My youngest daughter Ashley, who (at the time of this writing) will be 15 in 8 days, wants to go to Six Flags and party it up with a few close friends to celebrate her birthday.
She’s a HUGE giver who loves to make people feel good and special all the time.
She shared her plans with her mom and I. She wanted to make sure she’d have enough money to do “whatever we all want to do that day”
We asked her: “So what do you plan on doing to get the money?” (One of the things we’ve tried to teach our daughter is to be resourceful in getting what she wants – there’s a time to ask, and there’s a time to GIVE for what you want)
We do trainings twice per week in our office. Literally almost 200 people come, twice per week. Many of them come from work and are a bit hungry or at the least would enjoy a small bite of something.

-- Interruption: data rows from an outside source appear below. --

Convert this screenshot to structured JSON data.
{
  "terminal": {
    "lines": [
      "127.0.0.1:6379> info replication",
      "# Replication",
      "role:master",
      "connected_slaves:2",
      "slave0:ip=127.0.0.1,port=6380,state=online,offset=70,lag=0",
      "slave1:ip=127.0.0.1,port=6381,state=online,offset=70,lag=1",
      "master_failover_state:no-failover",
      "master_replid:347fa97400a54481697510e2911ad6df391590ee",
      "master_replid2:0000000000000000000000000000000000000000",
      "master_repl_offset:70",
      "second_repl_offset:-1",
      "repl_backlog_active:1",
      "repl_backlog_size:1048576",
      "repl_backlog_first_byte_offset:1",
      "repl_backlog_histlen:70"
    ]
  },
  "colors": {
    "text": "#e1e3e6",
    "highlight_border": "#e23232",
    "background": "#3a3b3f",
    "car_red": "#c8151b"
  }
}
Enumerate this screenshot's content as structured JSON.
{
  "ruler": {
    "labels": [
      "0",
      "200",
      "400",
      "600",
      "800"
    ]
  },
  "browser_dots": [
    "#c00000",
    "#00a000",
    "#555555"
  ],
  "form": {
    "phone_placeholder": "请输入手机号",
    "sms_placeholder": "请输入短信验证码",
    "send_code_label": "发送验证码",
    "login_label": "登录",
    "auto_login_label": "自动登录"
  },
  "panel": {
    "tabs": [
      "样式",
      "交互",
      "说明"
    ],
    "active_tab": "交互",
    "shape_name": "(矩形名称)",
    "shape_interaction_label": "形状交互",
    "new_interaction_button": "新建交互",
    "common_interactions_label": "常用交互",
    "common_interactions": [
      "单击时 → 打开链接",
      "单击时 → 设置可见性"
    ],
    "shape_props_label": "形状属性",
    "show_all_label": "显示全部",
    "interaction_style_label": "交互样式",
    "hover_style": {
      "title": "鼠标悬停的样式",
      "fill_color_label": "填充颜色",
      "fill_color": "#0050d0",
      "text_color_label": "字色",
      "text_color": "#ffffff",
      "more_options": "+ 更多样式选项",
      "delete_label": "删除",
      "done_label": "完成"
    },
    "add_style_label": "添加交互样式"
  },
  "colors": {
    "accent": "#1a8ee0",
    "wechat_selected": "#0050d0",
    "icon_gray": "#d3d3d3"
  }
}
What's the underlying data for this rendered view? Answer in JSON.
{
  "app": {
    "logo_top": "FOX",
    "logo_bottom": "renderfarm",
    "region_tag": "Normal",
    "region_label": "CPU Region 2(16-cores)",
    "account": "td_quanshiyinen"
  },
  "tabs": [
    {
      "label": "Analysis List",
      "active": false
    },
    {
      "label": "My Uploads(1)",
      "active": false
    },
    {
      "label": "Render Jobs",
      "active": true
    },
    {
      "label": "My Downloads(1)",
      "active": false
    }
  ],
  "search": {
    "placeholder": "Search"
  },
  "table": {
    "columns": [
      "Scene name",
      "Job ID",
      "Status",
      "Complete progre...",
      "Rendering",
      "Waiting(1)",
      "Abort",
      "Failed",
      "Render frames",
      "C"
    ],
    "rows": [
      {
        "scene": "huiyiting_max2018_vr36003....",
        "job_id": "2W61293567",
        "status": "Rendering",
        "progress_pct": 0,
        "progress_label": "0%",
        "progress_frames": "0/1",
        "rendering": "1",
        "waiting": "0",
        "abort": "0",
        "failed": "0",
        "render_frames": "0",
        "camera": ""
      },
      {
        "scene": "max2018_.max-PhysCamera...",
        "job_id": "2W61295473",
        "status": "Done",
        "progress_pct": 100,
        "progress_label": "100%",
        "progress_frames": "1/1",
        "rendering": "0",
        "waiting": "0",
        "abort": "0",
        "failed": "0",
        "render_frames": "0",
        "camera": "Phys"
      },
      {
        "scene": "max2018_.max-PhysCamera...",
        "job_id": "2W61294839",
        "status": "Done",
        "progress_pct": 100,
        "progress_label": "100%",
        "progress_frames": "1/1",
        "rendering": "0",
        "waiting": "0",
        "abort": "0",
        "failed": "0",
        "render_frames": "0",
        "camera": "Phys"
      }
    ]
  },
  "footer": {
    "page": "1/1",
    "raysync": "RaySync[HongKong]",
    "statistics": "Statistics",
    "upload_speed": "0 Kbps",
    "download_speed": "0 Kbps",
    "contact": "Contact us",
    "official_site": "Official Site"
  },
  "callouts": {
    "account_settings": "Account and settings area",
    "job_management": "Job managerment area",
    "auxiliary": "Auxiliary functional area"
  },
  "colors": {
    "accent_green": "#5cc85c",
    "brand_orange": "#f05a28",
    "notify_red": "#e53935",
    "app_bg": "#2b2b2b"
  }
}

She’s been aware of this and she realized she had an opportunity right in front of her that she can capitalize on.
Via her personal relationships in the office, she arranges to sell cupcakes, cookies and brownies at the office during our training times.
She even surveyed some of the people at the office and took suggestions for what type of products and flavors they’d like.
She then gets to work. Goes to the store, gets the ingredients, tools, baking pans, etc and gets to baking. She even put her mom to work for her
It took her 4 1/2 hours to bake all her goodies. It was ALLOT of work. At one point she got frustrated because she realized she underestimated the work it was going to take to reach her goal.
She had a choice: quit or keep going towards the direction of her goal. With a little encouragement from her mom, she pushed through it.
She decides to sell everything at $1 per unit, to keep things simple. (3 cookies for $1, cupcakes, brownies $1 each).
When she comes to the office, she sets her display table in the most trafficked area of the office, where she can’t be missed.
She also somehow gets the office staff and executives to do some word of mouth marketing for her throughout the night, spreading the good news of her delicious goods.
Within almost 4 hours she sells out, making almost $300. A profit of over $250. That’s over $29 per hour. Not a bad financial ROI.
She also picked up a custom cookie order AND got invited to come back this weekend and do it again where they’ll be almost twice as many people there.
This morning I asked her “So what did you learn from this, kid?” Here’s some of the lessons her and I extracted from this experience:
1. Opportunities are everywhere. You just have to keep your eyes, ears, mind and heart open to them.
2. Find the “HUNGRY” crowd and get in front of them. Stop trying to CREATE desire IN people and just find the ones who ALREADY HAVE A DESIRE for your product or service.
3. Leverage your relationships. Good people want to help you; find a way to ADD VALUE to them in exchange for them helping you spread the word about you and what you do.
4. Give in order to meet your need. Most would simply just ask. Instead, ASK what people want and find a way to GIVE IT to them. Life gives to the givers and takes from the takers.
4. Embrace the grind. Whatever goal you have, it’s going to take hard work, determination, hustle and persistence to achieve it. Suck it up already and get to work. You’re wasting time.
5. Whatever you are offering, make it an IRRESISTIBLE offer that people CAN’T say no to (think value vs. price)
6. Always do the BEST you can. Even when it costs you more than you thought it would. Do it anyway. It will come back to you in spades.
7.Never quit. Quitting is for wussies. When it gets tough, remember why you started in the first place.
As I write this, I see so many other lessons that can be learned. Any other lessons that you can extract from this experience? Share it in the comments below: